* [What is required]:
Find the word "Moving" in the listing below. Copy every line that has it.

* [Records for the exercise]:

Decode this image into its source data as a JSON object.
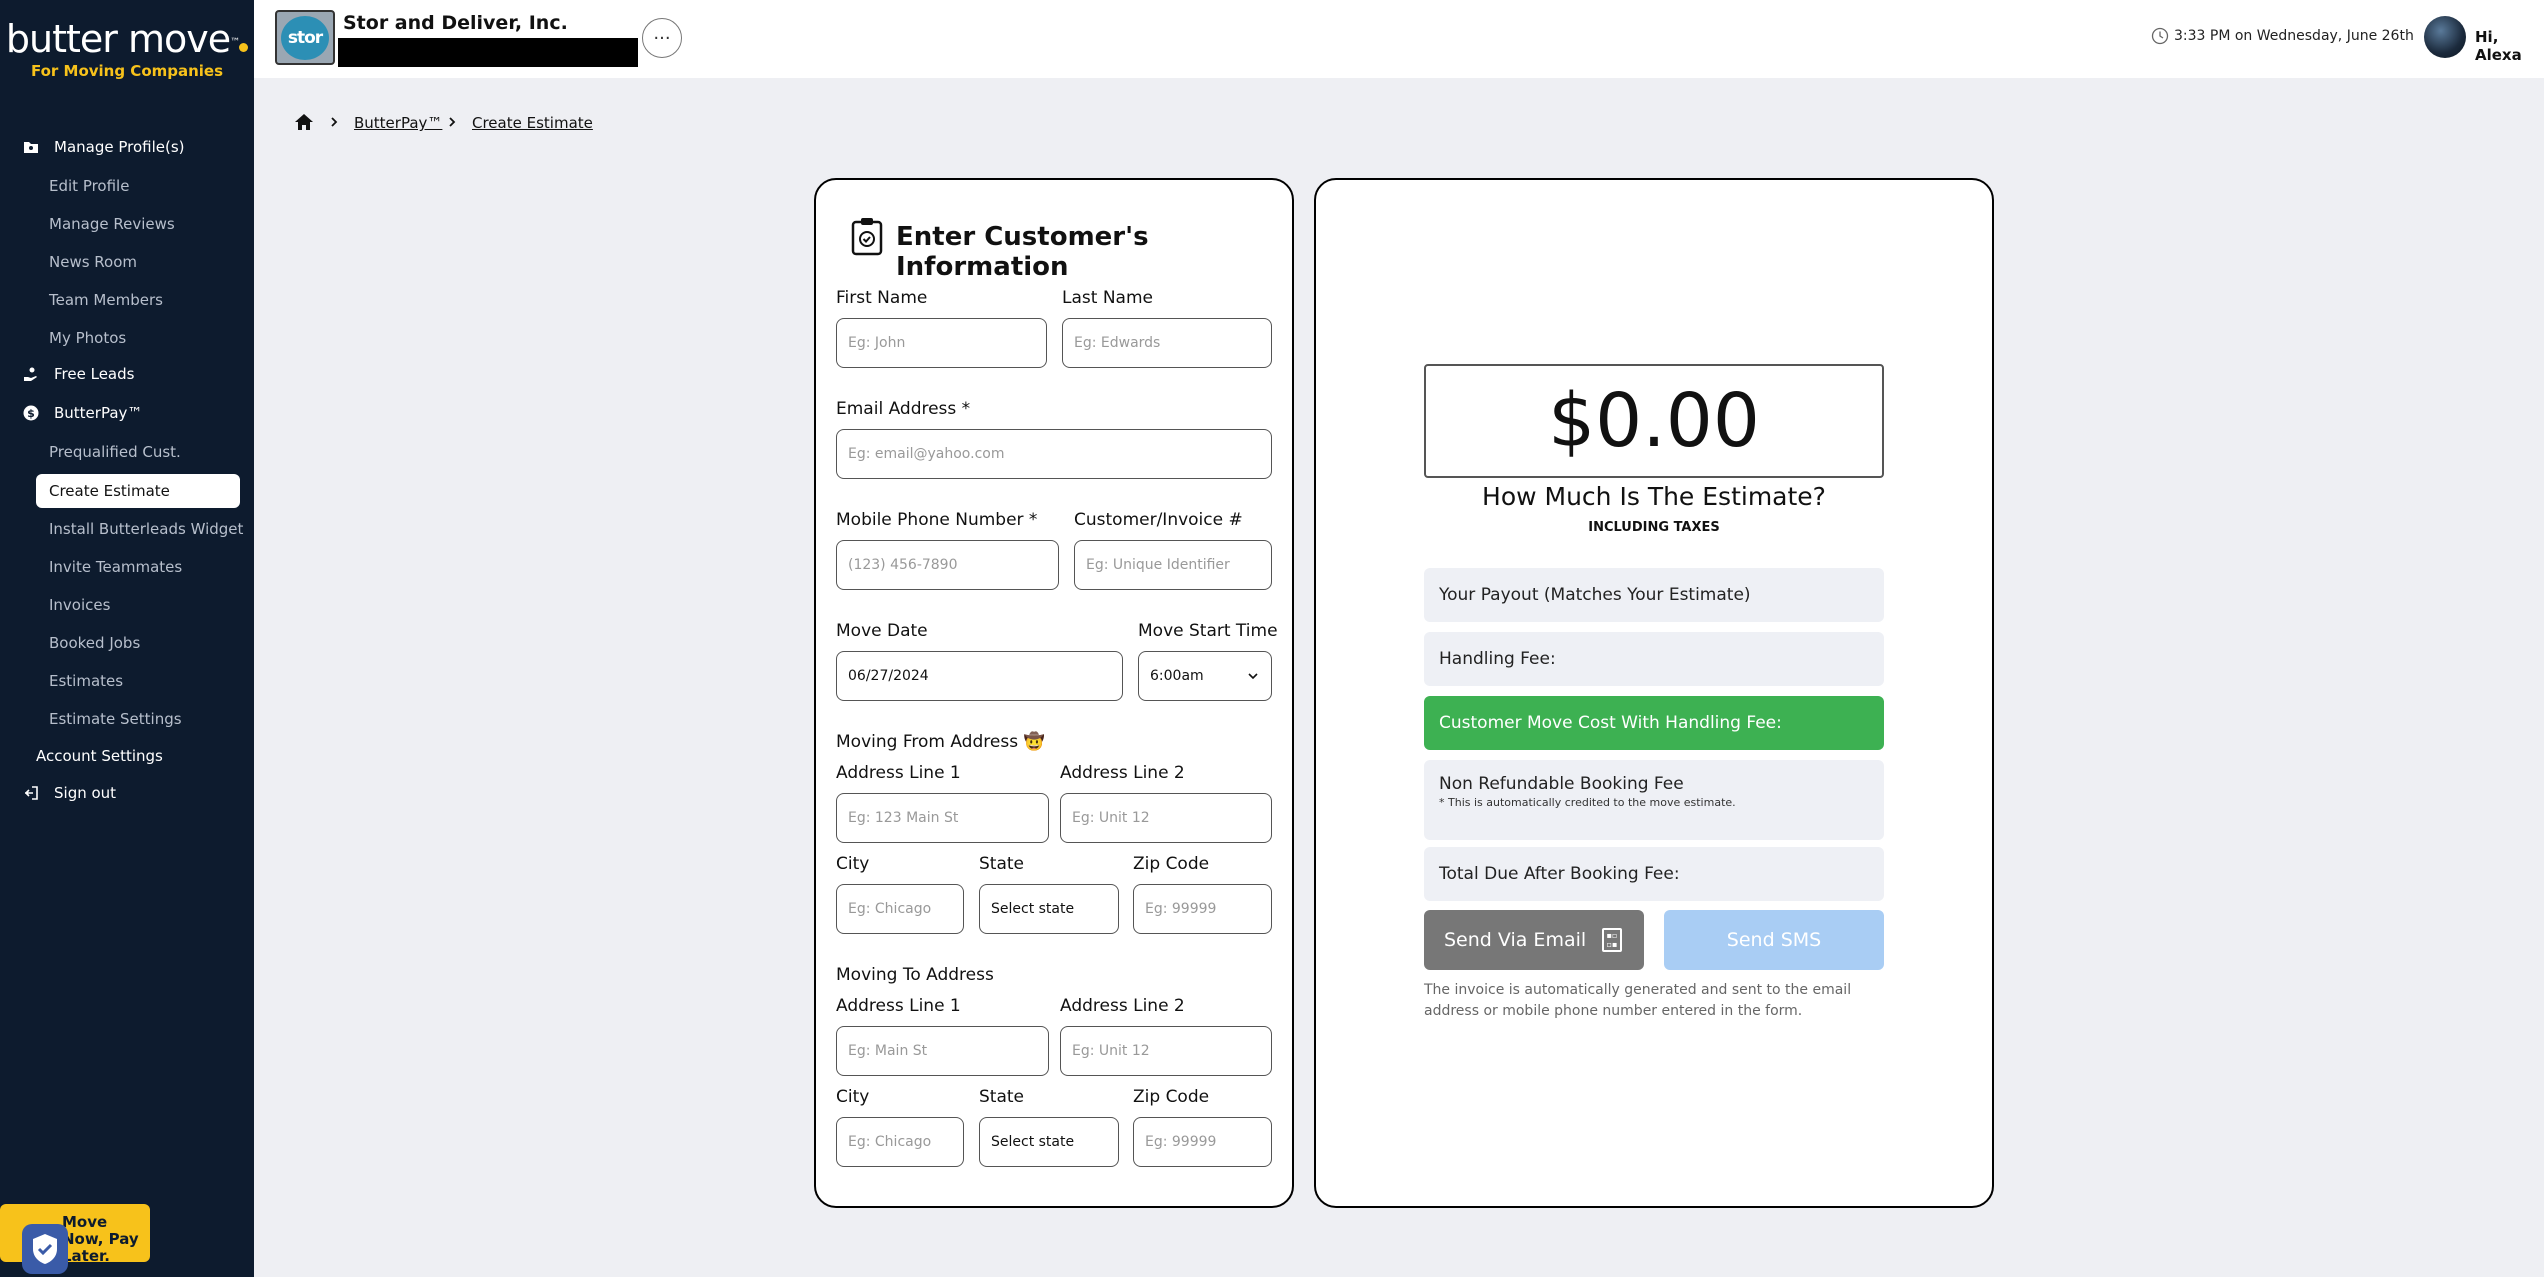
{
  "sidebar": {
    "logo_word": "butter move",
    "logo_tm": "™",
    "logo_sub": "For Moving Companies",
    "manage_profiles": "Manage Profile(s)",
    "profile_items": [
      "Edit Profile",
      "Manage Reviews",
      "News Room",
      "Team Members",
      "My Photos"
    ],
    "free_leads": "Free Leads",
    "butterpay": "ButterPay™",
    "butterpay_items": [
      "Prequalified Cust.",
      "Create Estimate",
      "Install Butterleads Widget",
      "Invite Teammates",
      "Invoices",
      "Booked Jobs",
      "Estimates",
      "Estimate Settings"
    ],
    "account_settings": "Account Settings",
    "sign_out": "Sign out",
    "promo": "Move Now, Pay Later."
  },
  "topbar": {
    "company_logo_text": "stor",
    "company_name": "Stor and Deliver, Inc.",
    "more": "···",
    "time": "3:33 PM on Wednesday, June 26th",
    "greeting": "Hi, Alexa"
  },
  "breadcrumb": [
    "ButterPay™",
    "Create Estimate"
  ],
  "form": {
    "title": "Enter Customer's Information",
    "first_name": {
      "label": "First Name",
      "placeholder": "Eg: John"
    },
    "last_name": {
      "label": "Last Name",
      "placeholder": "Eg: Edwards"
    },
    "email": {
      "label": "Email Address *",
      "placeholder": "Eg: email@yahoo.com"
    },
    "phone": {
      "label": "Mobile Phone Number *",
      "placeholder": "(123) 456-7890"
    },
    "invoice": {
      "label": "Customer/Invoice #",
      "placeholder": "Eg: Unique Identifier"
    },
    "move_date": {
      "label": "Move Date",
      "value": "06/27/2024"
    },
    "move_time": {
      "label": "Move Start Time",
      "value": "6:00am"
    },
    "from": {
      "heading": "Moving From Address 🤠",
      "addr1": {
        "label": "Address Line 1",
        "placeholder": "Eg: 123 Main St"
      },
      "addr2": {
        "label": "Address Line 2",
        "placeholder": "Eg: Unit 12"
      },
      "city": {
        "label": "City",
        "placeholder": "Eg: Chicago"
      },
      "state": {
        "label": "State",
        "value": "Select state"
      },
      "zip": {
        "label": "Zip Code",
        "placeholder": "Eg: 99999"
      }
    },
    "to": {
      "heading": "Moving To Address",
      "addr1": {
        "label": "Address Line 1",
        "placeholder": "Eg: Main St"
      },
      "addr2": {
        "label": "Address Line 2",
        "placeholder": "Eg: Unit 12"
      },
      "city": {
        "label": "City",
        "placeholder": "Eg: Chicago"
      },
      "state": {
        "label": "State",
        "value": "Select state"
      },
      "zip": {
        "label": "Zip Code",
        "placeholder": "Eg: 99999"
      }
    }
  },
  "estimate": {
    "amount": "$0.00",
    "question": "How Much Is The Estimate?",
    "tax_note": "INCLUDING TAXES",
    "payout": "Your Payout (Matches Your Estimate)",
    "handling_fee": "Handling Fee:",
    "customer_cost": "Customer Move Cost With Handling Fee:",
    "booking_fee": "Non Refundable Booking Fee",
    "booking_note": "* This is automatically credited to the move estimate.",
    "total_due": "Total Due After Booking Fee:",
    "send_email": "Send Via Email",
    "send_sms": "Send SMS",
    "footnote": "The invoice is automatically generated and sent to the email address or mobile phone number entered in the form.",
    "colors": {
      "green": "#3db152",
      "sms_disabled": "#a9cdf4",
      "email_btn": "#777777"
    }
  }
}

* [Result of the exercise]:
    "logo_sub": "For Moving Companies",
      "heading": "Moving From Address 🤠",
      "heading": "Moving To Address",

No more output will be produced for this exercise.